While center slots are licensed specific to age groups, family child care licenses allow for mixed age groups. Licensed FCCHs receive licenses for small and large homes, which can accept 6-8 and 12-14 children respectively. We chose to use the high end of the licensed capacity (small homes with 8 slots and large homes with 14 slots) to demonstrate maximum capacity. However, FCCHs often have a vacancy rate of 10%, which may be preferred by the provider. Also, some FCCH providers might also care for their own children in the, which reduces the number of slots available. (2007 CCPAC Child Care Needs Assessment; Accessed online on September 11, 2009: http://sfcpac.org/publications-reports/)
SF CCPAC noted that “There is a danger in assuming a ‘slot equals a child.’ While generally this is a useful approach to simplify planning, the reader must be reminded that this does not match what is known about how care is accessed. Not all families using care need the care full time, so many slots may be “shared” by families. Some children attend more than one type of care (i.e. family child care half-day and center preschool half-day). Some providers licensed for 12 children may serve as many as 20 in a week, although, not at the same time. An example of where this could occur would be a family child care provider who stays open during non-traditional hours, including weekend.
A survey of parents conducted by the San Francisco’s Child Care Resource and Referral Agencies found that 71% of parents stated they preferred child care near their home, 11% wanted care on the way to somewhere they were going and 8% wanted care near their place of employment. Despite high preference to have child care near the home, only 53% currently use a facility in their home zip code. Location of care was the most important factor for SF parents choosing a program, followed by the program’s affordability, quality and safety respectively. (2007 Child Care Needs Assessment)
CCPAC also found that while most parents initially requested center based care, more parents ended up using home based care. Reasons included lack of awareness about the existence of FCCHs, affordability of FCCHs, and higher vacancy rates in FCCHs.

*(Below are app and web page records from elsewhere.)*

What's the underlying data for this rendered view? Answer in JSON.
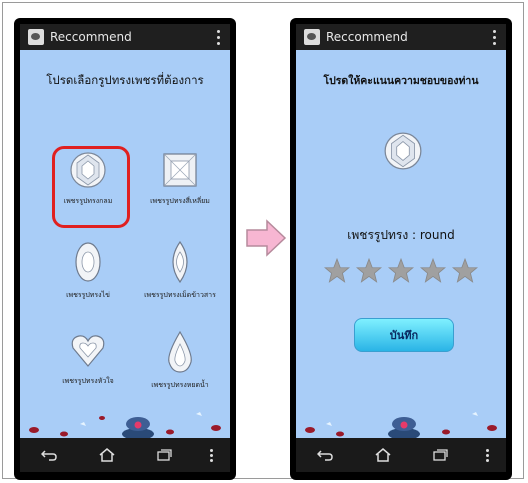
{
  "app": {
    "title": "Reccommend"
  },
  "left_screen": {
    "heading": "โปรดเลือกรูปทรงเพชรที่ต้องการ",
    "gems": [
      {
        "label": "เพชรรูปทรงกลม",
        "shape": "round",
        "selected": true
      },
      {
        "label": "เพชรรูปทรงสี่เหลี่ยม",
        "shape": "princess",
        "selected": false
      },
      {
        "label": "เพชรรูปทรงไข่",
        "shape": "oval",
        "selected": false
      },
      {
        "label": "เพชรรูปทรงเม็ดข้าวสาร",
        "shape": "marquise",
        "selected": false
      },
      {
        "label": "เพชรรูปทรงหัวใจ",
        "shape": "heart",
        "selected": false
      },
      {
        "label": "เพชรรูปทรงหยดน้ำ",
        "shape": "pear",
        "selected": false
      }
    ]
  },
  "right_screen": {
    "heading": "โปรดให้คะแนนความชอบของท่าน",
    "shape_text": "เพชรรูปทรง : round",
    "rating": {
      "filled": 0,
      "max": 5
    },
    "save_label": "บันทึก"
  },
  "colors": {
    "screen_bg": "#a9cdf7",
    "star": "#a0a0a0",
    "selected_ring": "#e02020",
    "arrow": "#f7b6d2"
  }
}
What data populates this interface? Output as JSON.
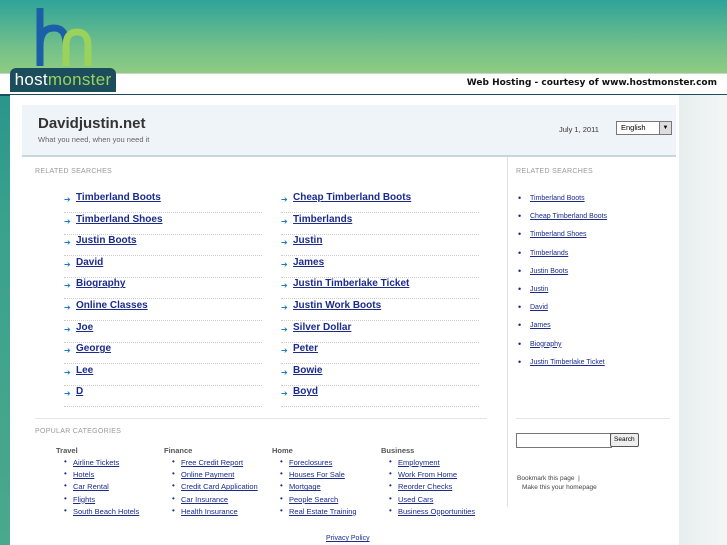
{
  "brand": {
    "logo_host": "host",
    "logo_monster": "monster"
  },
  "hosting_strip": {
    "text": "Web Hosting - courtesy of www.hostmonster.com"
  },
  "header": {
    "title": "Davidjustin.net",
    "tagline": "What you need, when you need it",
    "date": "July 1, 2011",
    "language": "English"
  },
  "related_label": "RELATED SEARCHES",
  "related_left": [
    "Timberland Boots",
    "Timberland Shoes",
    "Justin Boots",
    "David",
    "Biography",
    "Online Classes",
    "Joe",
    "George",
    "Lee",
    "D"
  ],
  "related_right": [
    "Cheap Timberland Boots",
    "Timberlands",
    "Justin",
    "James",
    "Justin Timberlake Ticket",
    "Justin Work Boots",
    "Silver Dollar",
    "Peter",
    "Bowie",
    "Boyd"
  ],
  "sidebar": {
    "label": "RELATED SEARCHES",
    "items": [
      "Timberland Boots",
      "Cheap Timberland Boots",
      "Timberland Shoes",
      "Timberlands",
      "Justin Boots",
      "Justin",
      "David",
      "James",
      "Biography",
      "Justin Timberlake Ticket"
    ],
    "search_button": "Search",
    "bookmark": "Bookmark this page",
    "homepage": "Make this your homepage"
  },
  "popular": {
    "label": "POPULAR CATEGORIES",
    "columns": [
      {
        "head": "Travel",
        "items": [
          "Airline Tickets",
          "Hotels",
          "Car Rental",
          "Flights",
          "South Beach Hotels"
        ]
      },
      {
        "head": "Finance",
        "items": [
          "Free Credit Report",
          "Online Payment",
          "Credit Card Application",
          "Car Insurance",
          "Health Insurance"
        ]
      },
      {
        "head": "Home",
        "items": [
          "Foreclosures",
          "Houses For Sale",
          "Mortgage",
          "People Search",
          "Real Estate Training"
        ]
      },
      {
        "head": "Business",
        "items": [
          "Employment",
          "Work From Home",
          "Reorder Checks",
          "Used Cars",
          "Business Opportunities"
        ]
      }
    ]
  },
  "footer": {
    "privacy": "Privacy Policy"
  },
  "colors": {
    "link": "#1b2b8c",
    "brand_dark": "#1b4d5c",
    "brand_green": "#9ad25b"
  }
}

List and Capacity of Childcare Centers from Community Care Licensing Division, California Department of Social Services. Accessed on July 2012: http://www.ccld.ca.gov/docs/ccld_search/ccld_search.aspx.
List and Capacity of Family Childcare Homes from Children’s Council of San Francisco Staff in July 2012.
Population Data Source: 2010 US Census.
Map and table created by San Francisco Department of Public Health, Environmental Health Section using ArcGIS software.
Table data is presented by planning neighborhood. While planning neighborhoods are larger geographic areas than census tracts, census tracts do not always lie completely within a planning neighborhood. SFDPH used ArcGIS software and a dasymetric mapping technique to attribute Census block group data to residential lots. We then assigned residential lots to planning neighborhoods to calculate Census population totals within the neighborhoods.
Detailed information regarding dasymetric mapping, census data, geographic units of analysis, their definitions, and their boundaries can be found at the following links: